**YOUR INSTRUCTIONS:**
Could you reproduce every record below exactly as written?
Segment Start: PROVIDED INFORMATION
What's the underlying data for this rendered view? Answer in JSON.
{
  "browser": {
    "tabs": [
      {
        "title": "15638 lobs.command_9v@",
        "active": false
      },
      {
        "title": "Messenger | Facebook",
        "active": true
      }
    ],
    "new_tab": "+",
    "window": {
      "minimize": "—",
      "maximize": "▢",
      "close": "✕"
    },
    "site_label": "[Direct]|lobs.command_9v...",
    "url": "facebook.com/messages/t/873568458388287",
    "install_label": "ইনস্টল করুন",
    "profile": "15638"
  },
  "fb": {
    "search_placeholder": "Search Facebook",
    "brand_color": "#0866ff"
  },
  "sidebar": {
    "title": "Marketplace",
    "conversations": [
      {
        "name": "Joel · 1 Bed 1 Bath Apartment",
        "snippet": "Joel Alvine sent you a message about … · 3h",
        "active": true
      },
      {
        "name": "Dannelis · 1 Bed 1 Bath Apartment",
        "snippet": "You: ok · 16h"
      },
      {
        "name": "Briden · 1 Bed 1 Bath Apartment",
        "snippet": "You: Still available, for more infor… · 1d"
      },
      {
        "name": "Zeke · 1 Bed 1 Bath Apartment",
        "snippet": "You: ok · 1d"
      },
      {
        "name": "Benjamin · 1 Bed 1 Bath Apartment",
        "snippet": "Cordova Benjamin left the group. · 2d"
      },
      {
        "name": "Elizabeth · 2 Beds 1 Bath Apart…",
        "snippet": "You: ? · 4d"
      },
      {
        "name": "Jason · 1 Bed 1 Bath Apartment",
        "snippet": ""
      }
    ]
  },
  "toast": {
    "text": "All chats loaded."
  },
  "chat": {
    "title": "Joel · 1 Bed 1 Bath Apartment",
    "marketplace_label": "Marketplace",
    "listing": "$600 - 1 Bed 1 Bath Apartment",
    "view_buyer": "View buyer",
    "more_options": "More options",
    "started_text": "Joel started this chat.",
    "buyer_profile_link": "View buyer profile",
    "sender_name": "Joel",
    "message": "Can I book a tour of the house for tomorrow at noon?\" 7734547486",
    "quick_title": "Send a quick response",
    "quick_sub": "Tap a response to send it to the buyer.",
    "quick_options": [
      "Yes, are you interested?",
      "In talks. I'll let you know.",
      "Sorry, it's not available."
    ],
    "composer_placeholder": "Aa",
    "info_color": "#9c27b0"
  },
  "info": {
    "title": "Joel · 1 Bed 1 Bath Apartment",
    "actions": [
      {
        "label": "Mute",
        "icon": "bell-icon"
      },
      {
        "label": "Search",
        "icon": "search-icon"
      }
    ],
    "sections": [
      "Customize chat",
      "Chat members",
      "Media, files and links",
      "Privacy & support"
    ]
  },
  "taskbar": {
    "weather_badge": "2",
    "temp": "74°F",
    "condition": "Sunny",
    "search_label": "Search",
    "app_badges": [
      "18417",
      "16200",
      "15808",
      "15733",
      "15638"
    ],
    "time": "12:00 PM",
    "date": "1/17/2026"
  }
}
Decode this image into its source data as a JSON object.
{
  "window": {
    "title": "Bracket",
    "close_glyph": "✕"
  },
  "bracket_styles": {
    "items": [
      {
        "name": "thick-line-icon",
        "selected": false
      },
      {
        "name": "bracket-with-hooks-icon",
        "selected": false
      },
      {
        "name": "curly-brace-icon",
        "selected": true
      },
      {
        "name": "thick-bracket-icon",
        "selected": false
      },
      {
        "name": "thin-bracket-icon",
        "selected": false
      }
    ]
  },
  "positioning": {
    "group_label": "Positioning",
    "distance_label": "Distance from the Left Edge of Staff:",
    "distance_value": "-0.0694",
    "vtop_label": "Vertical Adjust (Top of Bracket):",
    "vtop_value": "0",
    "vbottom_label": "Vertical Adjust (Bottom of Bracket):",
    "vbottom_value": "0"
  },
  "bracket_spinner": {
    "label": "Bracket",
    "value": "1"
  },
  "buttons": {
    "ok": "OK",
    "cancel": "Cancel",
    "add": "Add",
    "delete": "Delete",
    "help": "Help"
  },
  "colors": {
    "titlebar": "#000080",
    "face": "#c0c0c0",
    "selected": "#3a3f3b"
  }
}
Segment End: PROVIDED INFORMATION
**WRITTEN SOLUTION:**
What's the underlying data for this rendered view? Answer in JSON.
{
  "browser": {
    "tabs": [
      {
        "title": "15638 lobs.command_9v@",
        "active": false
      },
      {
        "title": "Messenger | Facebook",
        "active": true
      }
    ],
    "new_tab": "+",
    "window": {
      "minimize": "—",
      "maximize": "▢",
      "close": "✕"
    },
    "site_label": "[Direct]|lobs.command_9v...",
    "url": "facebook.com/messages/t/873568458388287",
    "install_label": "ইনস্টল করুন",
    "profile": "15638"
  },
  "fb": {
    "search_placeholder": "Search Facebook",
    "brand_color": "#0866ff"
  },
  "sidebar": {
    "title": "Marketplace",
    "conversations": [
      {
        "name": "Joel · 1 Bed 1 Bath Apartment",
        "snippet": "Joel Alvine sent you a message about … · 3h",
        "active": true
      },
      {
        "name": "Dannelis · 1 Bed 1 Bath Apartment",
        "snippet": "You: ok · 16h"
      },
      {
        "name": "Briden · 1 Bed 1 Bath Apartment",
        "snippet": "You: Still available, for more infor… · 1d"
      },
      {
        "name": "Zeke · 1 Bed 1 Bath Apartment",
        "snippet": "You: ok · 1d"
      },
      {
        "name": "Benjamin · 1 Bed 1 Bath Apartment",
        "snippet": "Cordova Benjamin left the group. · 2d"
      },
      {
        "name": "Elizabeth · 2 Beds 1 Bath Apart…",
        "snippet": "You: ? · 4d"
      },
      {
        "name": "Jason · 1 Bed 1 Bath Apartment",
        "snippet": ""
      }
    ]
  },
  "toast": {
    "text": "All chats loaded."
  },
  "chat": {
    "title": "Joel · 1 Bed 1 Bath Apartment",
    "marketplace_label": "Marketplace",
    "listing": "$600 - 1 Bed 1 Bath Apartment",
    "view_buyer": "View buyer",
    "more_options": "More options",
    "started_text": "Joel started this chat.",
    "buyer_profile_link": "View buyer profile",
    "sender_name": "Joel",
    "message": "Can I book a tour of the house for tomorrow at noon?\" 7734547486",
    "quick_title": "Send a quick response",
    "quick_sub": "Tap a response to send it to the buyer.",
    "quick_options": [
      "Yes, are you interested?",
      "In talks. I'll let you know.",
      "Sorry, it's not available."
    ],
    "composer_placeholder": "Aa",
    "info_color": "#9c27b0"
  },
  "info": {
    "title": "Joel · 1 Bed 1 Bath Apartment",
    "actions": [
      {
        "label": "Mute",
        "icon": "bell-icon"
      },
      {
        "label": "Search",
        "icon": "search-icon"
      }
    ],
    "sections": [
      "Customize chat",
      "Chat members",
      "Media, files and links",
      "Privacy & support"
    ]
  },
  "taskbar": {
    "weather_badge": "2",
    "temp": "74°F",
    "condition": "Sunny",
    "search_label": "Search",
    "app_badges": [
      "18417",
      "16200",
      "15808",
      "15733",
      "15638"
    ],
    "time": "12:00 PM",
    "date": "1/17/2026"
  }
}
Decode this image into its source data as a JSON object.
{
  "window": {
    "title": "Bracket",
    "close_glyph": "✕"
  },
  "bracket_styles": {
    "items": [
      {
        "name": "thick-line-icon",
        "selected": false
      },
      {
        "name": "bracket-with-hooks-icon",
        "selected": false
      },
      {
        "name": "curly-brace-icon",
        "selected": true
      },
      {
        "name": "thick-bracket-icon",
        "selected": false
      },
      {
        "name": "thin-bracket-icon",
        "selected": false
      }
    ]
  },
  "positioning": {
    "group_label": "Positioning",
    "distance_label": "Distance from the Left Edge of Staff:",
    "distance_value": "-0.0694",
    "vtop_label": "Vertical Adjust (Top of Bracket):",
    "vtop_value": "0",
    "vbottom_label": "Vertical Adjust (Bottom of Bracket):",
    "vbottom_value": "0"
  },
  "bracket_spinner": {
    "label": "Bracket",
    "value": "1"
  },
  "buttons": {
    "ok": "OK",
    "cancel": "Cancel",
    "add": "Add",
    "delete": "Delete",
    "help": "Help"
  },
  "colors": {
    "titlebar": "#000080",
    "face": "#c0c0c0",
    "selected": "#3a3f3b"
  }
}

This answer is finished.